Picture the stereotypical farm with wide-open fields freshly plowed into rows, livestock wandering around a lush paddock, an orchard of fruit trees neatly lining the edges, and a red barn storing the recently harvested produce and implements for the farm work. Everything in this picture is tied to the soil. The plow turns the soil up for planting the seeds. The chickens peck at bugs crawling around in the soil. The cows eat the grass growing up from the soil and drop manure to fertilize it. The roots of the fruit trees dig deep into the soil holding it firmly in place. The barn is full of crops grown in the soil and stores piles of compost to improve the soil’s fertility.

Unfortunately, this picturesque image is less common in the developing world. Forests are cut down to make way for more farmland which quickly loses its fertility. Grazing pastures are eaten down to nothing exposing the bare soil. Seasonal rains wash away the topsoil that is no longer held in place by any root system. The fields become barren and rocky as the ability to grow plants becomes less possible. Many underdeveloped countries, which once were ripe with agricultural produce are now forced to import food for their own consumption because they have lost their ability to be self-sustaining.

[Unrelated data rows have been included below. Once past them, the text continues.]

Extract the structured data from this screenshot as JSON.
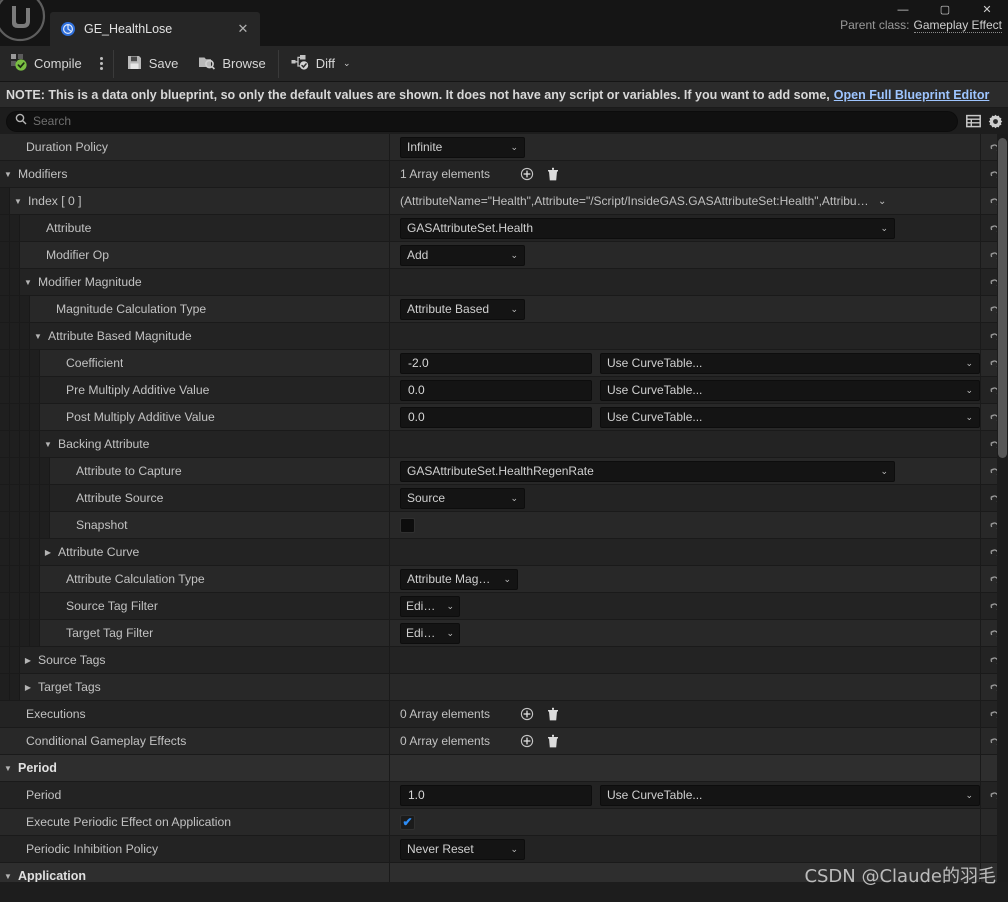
{
  "window": {
    "minimize_label": "—",
    "maximize_label": "▢",
    "close_label": "✕"
  },
  "tab": {
    "title": "GE_HealthLose",
    "close_label": "✕"
  },
  "header": {
    "parent_class_label": "Parent class:",
    "parent_class_value": "Gameplay Effect"
  },
  "toolbar": {
    "compile_label": "Compile",
    "save_label": "Save",
    "browse_label": "Browse",
    "diff_label": "Diff",
    "diff_caret": "⌄"
  },
  "note": {
    "text": "NOTE: This is a data only blueprint, so only the default values are shown.  It does not have any script or variables.  If you want to add some,",
    "link": "Open Full Blueprint Editor"
  },
  "search": {
    "placeholder": "Search",
    "value": "",
    "grid_icon": "table-view-icon",
    "settings_icon": "gear-icon"
  },
  "rows": [
    {
      "name": "Duration Policy",
      "indent": 0,
      "twisty": "none",
      "band": "A",
      "widget": "combo",
      "combo_width": "w125",
      "value": "Infinite",
      "reset": true
    },
    {
      "name": "Modifiers",
      "indent": 0,
      "twisty": "open",
      "band": "B",
      "widget": "array",
      "array_count": "1 Array elements",
      "reset": true
    },
    {
      "name": "Index [ 0 ]",
      "indent": 1,
      "twisty": "open",
      "band": "A",
      "widget": "indexcombo",
      "value": "(AttributeName=\"Health\",Attribute=\"/Script/InsideGAS.GASAttributeSet:Health\",AttributeOw",
      "reset": true
    },
    {
      "name": "Attribute",
      "indent": 2,
      "twisty": "none",
      "band": "B",
      "widget": "combo",
      "combo_width": "w495",
      "value": "GASAttributeSet.Health",
      "reset": true
    },
    {
      "name": "Modifier Op",
      "indent": 2,
      "twisty": "none",
      "band": "A",
      "widget": "combo",
      "combo_width": "w125",
      "value": "Add",
      "reset": true
    },
    {
      "name": "Modifier Magnitude",
      "indent": 2,
      "twisty": "open",
      "band": "B",
      "widget": "none",
      "reset": true
    },
    {
      "name": "Magnitude Calculation Type",
      "indent": 3,
      "twisty": "none",
      "band": "A",
      "widget": "combo",
      "combo_width": "w125",
      "value": "Attribute Based",
      "reset": true
    },
    {
      "name": "Attribute Based Magnitude",
      "indent": 3,
      "twisty": "open",
      "band": "B",
      "widget": "none",
      "reset": true
    },
    {
      "name": "Coefficient",
      "indent": 4,
      "twisty": "none",
      "band": "A",
      "widget": "num_curve",
      "value": "-2.0",
      "curve": "Use CurveTable...",
      "reset": true
    },
    {
      "name": "Pre Multiply Additive Value",
      "indent": 4,
      "twisty": "none",
      "band": "B",
      "widget": "num_curve",
      "value": "0.0",
      "curve": "Use CurveTable...",
      "reset": true
    },
    {
      "name": "Post Multiply Additive Value",
      "indent": 4,
      "twisty": "none",
      "band": "A",
      "widget": "num_curve",
      "value": "0.0",
      "curve": "Use CurveTable...",
      "reset": true
    },
    {
      "name": "Backing Attribute",
      "indent": 4,
      "twisty": "open",
      "band": "B",
      "widget": "none",
      "reset": true
    },
    {
      "name": "Attribute to Capture",
      "indent": 5,
      "twisty": "none",
      "band": "A",
      "widget": "combo",
      "combo_width": "w495",
      "value": "GASAttributeSet.HealthRegenRate",
      "reset": true
    },
    {
      "name": "Attribute Source",
      "indent": 5,
      "twisty": "none",
      "band": "B",
      "widget": "combo",
      "combo_width": "w125",
      "value": "Source",
      "reset": true
    },
    {
      "name": "Snapshot",
      "indent": 5,
      "twisty": "none",
      "band": "A",
      "widget": "checkbox",
      "checked": false,
      "reset": true
    },
    {
      "name": "Attribute Curve",
      "indent": 4,
      "twisty": "closed",
      "band": "B",
      "widget": "none",
      "reset": true
    },
    {
      "name": "Attribute Calculation Type",
      "indent": 4,
      "twisty": "none",
      "band": "A",
      "widget": "combo",
      "combo_width": "w118",
      "value": "Attribute Magnitude",
      "reset": true
    },
    {
      "name": "Source Tag Filter",
      "indent": 4,
      "twisty": "none",
      "band": "B",
      "widget": "combo",
      "combo_width": "w60",
      "value": "Edit...",
      "reset": true
    },
    {
      "name": "Target Tag Filter",
      "indent": 4,
      "twisty": "none",
      "band": "A",
      "widget": "combo",
      "combo_width": "w60",
      "value": "Edit...",
      "reset": true
    },
    {
      "name": "Source Tags",
      "indent": 2,
      "twisty": "closed",
      "band": "B",
      "widget": "none",
      "reset": true
    },
    {
      "name": "Target Tags",
      "indent": 2,
      "twisty": "closed",
      "band": "A",
      "widget": "none",
      "reset": true
    },
    {
      "name": "Executions",
      "indent": 0,
      "twisty": "none",
      "band": "B",
      "widget": "array",
      "array_count": "0 Array elements",
      "reset": true
    },
    {
      "name": "Conditional Gameplay Effects",
      "indent": 0,
      "twisty": "none",
      "band": "A",
      "widget": "array",
      "array_count": "0 Array elements",
      "reset": true
    },
    {
      "name": "Period",
      "indent": 0,
      "twisty": "open",
      "band": "SECTION",
      "widget": "none",
      "reset": false
    },
    {
      "name": "Period",
      "indent": 0,
      "twisty": "none",
      "band": "B",
      "widget": "num_curve",
      "value": "1.0",
      "curve": "Use CurveTable...",
      "reset": true
    },
    {
      "name": "Execute Periodic Effect on Application",
      "indent": 0,
      "twisty": "none",
      "band": "A",
      "widget": "checkbox",
      "checked": true,
      "reset": false
    },
    {
      "name": "Periodic Inhibition Policy",
      "indent": 0,
      "twisty": "none",
      "band": "B",
      "widget": "combo",
      "combo_width": "w125",
      "value": "Never Reset",
      "reset": false
    },
    {
      "name": "Application",
      "indent": 0,
      "twisty": "open",
      "band": "SECTION",
      "widget": "none",
      "reset": false
    }
  ],
  "watermark": "CSDN @Claude的羽毛",
  "colors": {
    "accent_blue": "#2d8cf5",
    "link_blue": "#9ec5ff",
    "row_a": "#282828",
    "row_b": "#232323",
    "section": "#2e2e2e",
    "compile_green": "#7ac043"
  }
}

Haiti is the prime example of this fall from agricultural glory. Once a pristine, tropical rainforest island country, Haiti’s border is now visible from the air as the deforestation clearly delineates where Haiti ends and the Dominican Republic begins. The Thomazeau region where LiveBeyond works has more cactus and desert shrub brush than any other plant type. Boulders dominate the landscape, and any farmland must be endlessly cleared of rocky rubble before any soil can be found to plant a seed in. The mountains overlooking Thomazeau have hardly any trees along the bare slopes. And with every hurricane, there is less and less soil available for farming.

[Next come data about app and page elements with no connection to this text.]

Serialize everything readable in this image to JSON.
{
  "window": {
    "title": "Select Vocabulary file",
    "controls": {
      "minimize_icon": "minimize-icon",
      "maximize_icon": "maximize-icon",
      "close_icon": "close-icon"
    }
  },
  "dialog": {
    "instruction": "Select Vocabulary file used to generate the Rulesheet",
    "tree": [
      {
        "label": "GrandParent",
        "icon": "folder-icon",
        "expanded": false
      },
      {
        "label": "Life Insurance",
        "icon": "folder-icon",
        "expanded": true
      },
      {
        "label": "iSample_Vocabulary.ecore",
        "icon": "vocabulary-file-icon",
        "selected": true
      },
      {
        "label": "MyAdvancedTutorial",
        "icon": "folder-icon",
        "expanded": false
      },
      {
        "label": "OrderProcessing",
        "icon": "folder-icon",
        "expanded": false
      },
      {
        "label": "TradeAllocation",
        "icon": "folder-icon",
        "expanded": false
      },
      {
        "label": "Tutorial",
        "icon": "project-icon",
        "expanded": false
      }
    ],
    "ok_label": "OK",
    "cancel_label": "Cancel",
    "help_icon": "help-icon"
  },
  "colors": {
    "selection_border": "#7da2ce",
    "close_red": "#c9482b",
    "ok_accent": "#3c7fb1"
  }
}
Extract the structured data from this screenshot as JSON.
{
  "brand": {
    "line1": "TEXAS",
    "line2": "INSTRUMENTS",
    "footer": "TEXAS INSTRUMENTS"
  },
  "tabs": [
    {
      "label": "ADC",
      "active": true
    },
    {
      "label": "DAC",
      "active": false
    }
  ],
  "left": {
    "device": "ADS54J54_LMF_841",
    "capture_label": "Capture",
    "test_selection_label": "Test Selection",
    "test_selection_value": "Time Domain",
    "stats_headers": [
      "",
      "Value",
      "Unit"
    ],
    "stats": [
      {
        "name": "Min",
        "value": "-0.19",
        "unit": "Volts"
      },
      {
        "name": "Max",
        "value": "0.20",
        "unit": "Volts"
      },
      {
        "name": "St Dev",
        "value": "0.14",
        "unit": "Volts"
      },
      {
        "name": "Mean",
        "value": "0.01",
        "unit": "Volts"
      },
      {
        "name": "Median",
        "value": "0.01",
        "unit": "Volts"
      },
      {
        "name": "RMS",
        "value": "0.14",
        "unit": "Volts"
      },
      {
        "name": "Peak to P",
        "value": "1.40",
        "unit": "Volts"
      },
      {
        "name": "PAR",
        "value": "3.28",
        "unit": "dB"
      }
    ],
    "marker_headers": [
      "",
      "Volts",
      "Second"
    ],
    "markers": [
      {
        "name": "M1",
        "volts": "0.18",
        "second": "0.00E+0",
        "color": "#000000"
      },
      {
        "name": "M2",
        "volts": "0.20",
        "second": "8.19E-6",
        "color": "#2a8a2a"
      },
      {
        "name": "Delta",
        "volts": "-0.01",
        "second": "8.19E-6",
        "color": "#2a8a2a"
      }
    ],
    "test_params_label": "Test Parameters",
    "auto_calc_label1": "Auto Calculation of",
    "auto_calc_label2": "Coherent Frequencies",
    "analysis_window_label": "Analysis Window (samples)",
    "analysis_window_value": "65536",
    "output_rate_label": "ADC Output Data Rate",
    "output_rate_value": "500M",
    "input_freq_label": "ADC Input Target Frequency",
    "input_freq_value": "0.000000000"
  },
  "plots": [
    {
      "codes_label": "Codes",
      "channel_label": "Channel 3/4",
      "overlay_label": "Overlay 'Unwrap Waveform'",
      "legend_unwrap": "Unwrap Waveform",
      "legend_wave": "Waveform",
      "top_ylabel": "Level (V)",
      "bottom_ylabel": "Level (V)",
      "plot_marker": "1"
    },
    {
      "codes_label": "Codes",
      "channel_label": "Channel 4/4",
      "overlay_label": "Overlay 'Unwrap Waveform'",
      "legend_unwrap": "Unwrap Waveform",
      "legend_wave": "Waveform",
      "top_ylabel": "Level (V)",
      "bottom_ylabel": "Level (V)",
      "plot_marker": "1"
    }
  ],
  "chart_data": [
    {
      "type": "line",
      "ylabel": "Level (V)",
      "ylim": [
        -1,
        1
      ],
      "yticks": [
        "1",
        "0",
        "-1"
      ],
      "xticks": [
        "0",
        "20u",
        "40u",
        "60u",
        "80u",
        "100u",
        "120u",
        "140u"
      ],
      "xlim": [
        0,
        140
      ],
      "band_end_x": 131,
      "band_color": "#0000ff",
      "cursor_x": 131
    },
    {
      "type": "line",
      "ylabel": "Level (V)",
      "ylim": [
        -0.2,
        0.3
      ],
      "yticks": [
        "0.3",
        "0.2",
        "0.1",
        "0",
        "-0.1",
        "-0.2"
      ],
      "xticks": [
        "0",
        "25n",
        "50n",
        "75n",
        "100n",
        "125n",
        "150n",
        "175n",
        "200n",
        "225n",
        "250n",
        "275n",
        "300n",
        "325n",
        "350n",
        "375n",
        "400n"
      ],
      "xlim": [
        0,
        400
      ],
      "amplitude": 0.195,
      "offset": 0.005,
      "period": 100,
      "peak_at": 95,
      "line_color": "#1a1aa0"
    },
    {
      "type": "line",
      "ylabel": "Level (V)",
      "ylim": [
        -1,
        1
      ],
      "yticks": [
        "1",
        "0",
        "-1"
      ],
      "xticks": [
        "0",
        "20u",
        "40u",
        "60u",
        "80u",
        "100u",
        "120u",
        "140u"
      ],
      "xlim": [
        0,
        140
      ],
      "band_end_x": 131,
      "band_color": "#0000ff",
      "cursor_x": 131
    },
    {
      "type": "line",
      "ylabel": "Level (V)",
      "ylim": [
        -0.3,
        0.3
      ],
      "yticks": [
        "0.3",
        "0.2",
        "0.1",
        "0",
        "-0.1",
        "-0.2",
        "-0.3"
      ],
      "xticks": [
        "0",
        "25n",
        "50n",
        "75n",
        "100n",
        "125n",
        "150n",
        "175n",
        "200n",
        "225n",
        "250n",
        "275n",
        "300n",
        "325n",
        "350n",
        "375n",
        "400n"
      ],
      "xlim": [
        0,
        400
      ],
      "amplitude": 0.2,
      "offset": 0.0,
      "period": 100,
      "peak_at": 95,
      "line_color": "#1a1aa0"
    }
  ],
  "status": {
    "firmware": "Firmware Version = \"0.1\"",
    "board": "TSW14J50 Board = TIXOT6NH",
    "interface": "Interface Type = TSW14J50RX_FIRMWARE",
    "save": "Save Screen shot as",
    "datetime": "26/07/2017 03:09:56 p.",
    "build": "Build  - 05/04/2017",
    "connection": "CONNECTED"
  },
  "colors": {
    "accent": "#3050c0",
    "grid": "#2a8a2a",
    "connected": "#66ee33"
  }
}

While this sounds hopeless, there are solutions. Refortifying the soil and protecting it with reforestation are long-term programs that must be a high priority. LiveBeyond is working towards these ends primarily through education. Every day, farmers come to LiveBeyond’s 25-acre demonstration farm to learn appropriate agriculture techniques. LiveBeyond teaches compost production, mulching, soil-retention, and terracing through agro-forestry. Slowly, the hillsides are sprouting more trees, mostly Moringa olefeira, which are fast-growing, drought and disease resistant, highly nutritious trees. LiveBeyond has trained the farmers to plant them close together in lines following the contours of the hillsides and over time the trees will naturally terrace the slopes, catching the soil as it washes away in the rains, and holding the soils in place through their vast root systems. Additionally, refortifying the soil through compost is key to maintaining and improving the productivity of farms in the area. What soil there is left has been depleted of its nutrients over the years and needs to be built back up. Compost not only provides the needed nutrients but adds organic material to the soil which helps with moisture retention, erosion control and long-term soil health.

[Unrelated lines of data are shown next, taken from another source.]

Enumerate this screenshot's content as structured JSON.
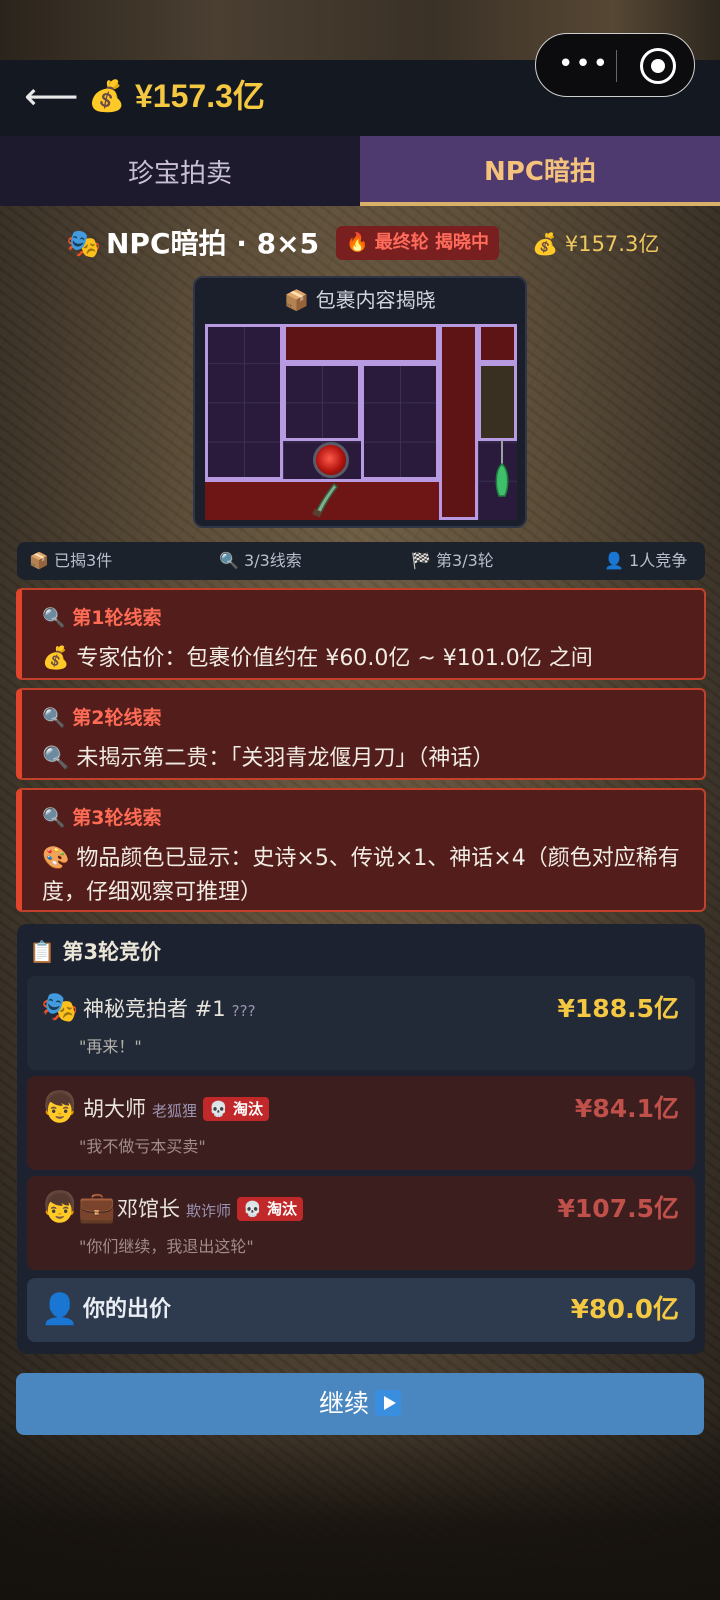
{
  "header": {
    "balance": "¥157.3亿",
    "icons": [
      "back-arrow-icon",
      "money-bag-icon",
      "more-icon",
      "target-icon"
    ]
  },
  "tabs": [
    {
      "label": "珍宝拍卖",
      "active": false
    },
    {
      "label": "NPC暗拍",
      "active": true
    }
  ],
  "title_row": {
    "title": "NPC暗拍 · 8×5",
    "status": "最终轮 揭晓中",
    "balance": "¥157.3亿"
  },
  "package": {
    "title": "包裹内容揭晓"
  },
  "stats": {
    "revealed": "已揭3件",
    "clues": "3/3线索",
    "round": "第3/3轮",
    "competitors": "1人竞争"
  },
  "clues": [
    {
      "title": "第1轮线索",
      "body": "专家估价：包裹价值约在 ¥60.0亿 ~ ¥101.0亿 之间",
      "icon": "money-bag-icon"
    },
    {
      "title": "第2轮线索",
      "body": "未揭示第二贵：「关羽青龙偃月刀」（神话）",
      "icon": "magnifier-icon"
    },
    {
      "title": "第3轮线索",
      "body": "物品颜色已显示：史诗×5、传说×1、神话×4（颜色对应稀有度，仔细观察可推理）",
      "icon": "palette-icon"
    }
  ],
  "bidding": {
    "title": "第3轮竞价",
    "bidders": [
      {
        "name": "神秘竞拍者 #1",
        "tag": "???",
        "amount": "¥188.5亿",
        "quote": "\"再来！\"",
        "eliminated": false,
        "badge": ""
      },
      {
        "name": "胡大师",
        "tag": "老狐狸",
        "amount": "¥84.1亿",
        "quote": "\"我不做亏本买卖\"",
        "eliminated": true,
        "badge": "淘汰"
      },
      {
        "name": "邓馆长",
        "tag": "欺诈师",
        "amount": "¥107.5亿",
        "quote": "\"你们继续，我退出这轮\"",
        "eliminated": true,
        "badge": "淘汰"
      }
    ],
    "you_label": "你的出价",
    "you_amount": "¥80.0亿"
  },
  "continue_label": "继续",
  "colors": {
    "gold": "#f5c842",
    "clue_red": "#ff6b55",
    "eliminated_amount": "#c0504a",
    "button_blue": "#4a86bf",
    "tab_active": "#4e3a6e"
  }
}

LiveBeyond is not alone in this drive to reforest Haiti. Organizations such as The Eden Reforestation Project and The Haiti Tree Project are both working to plant more trees along the slopes of Haiti’s beautiful mountains. The Haiti Tree Project has nurseries where they grow trees for villages to plant themselves and care for in a community-wide responsible manner. The Eden Reforestation Project estimates that only 2 percent of Haiti’s natural forests remain and so they are committed to helping communities replant their forests and subsequently save their soils. Preserving our soils is not an easy problem to tackle and it will require the combined efforts of many groups working hand-in-hand with the local communities to ensure a healthy future.

LiveBeyond has the ability to plant trees in your name along the mountain slopes of Thomazeau. Our soils are important and we all need to get down and dirty to ensure their survival.

David Vanderpool is the Director of Agriculture for LiveBeyond, a faith-based humanitarian non-profit specializing in disaster response and focused on transforming the nation of Haiti with sustainable solutions. For more information, visit www.livebeyond.org.

Leave a Reply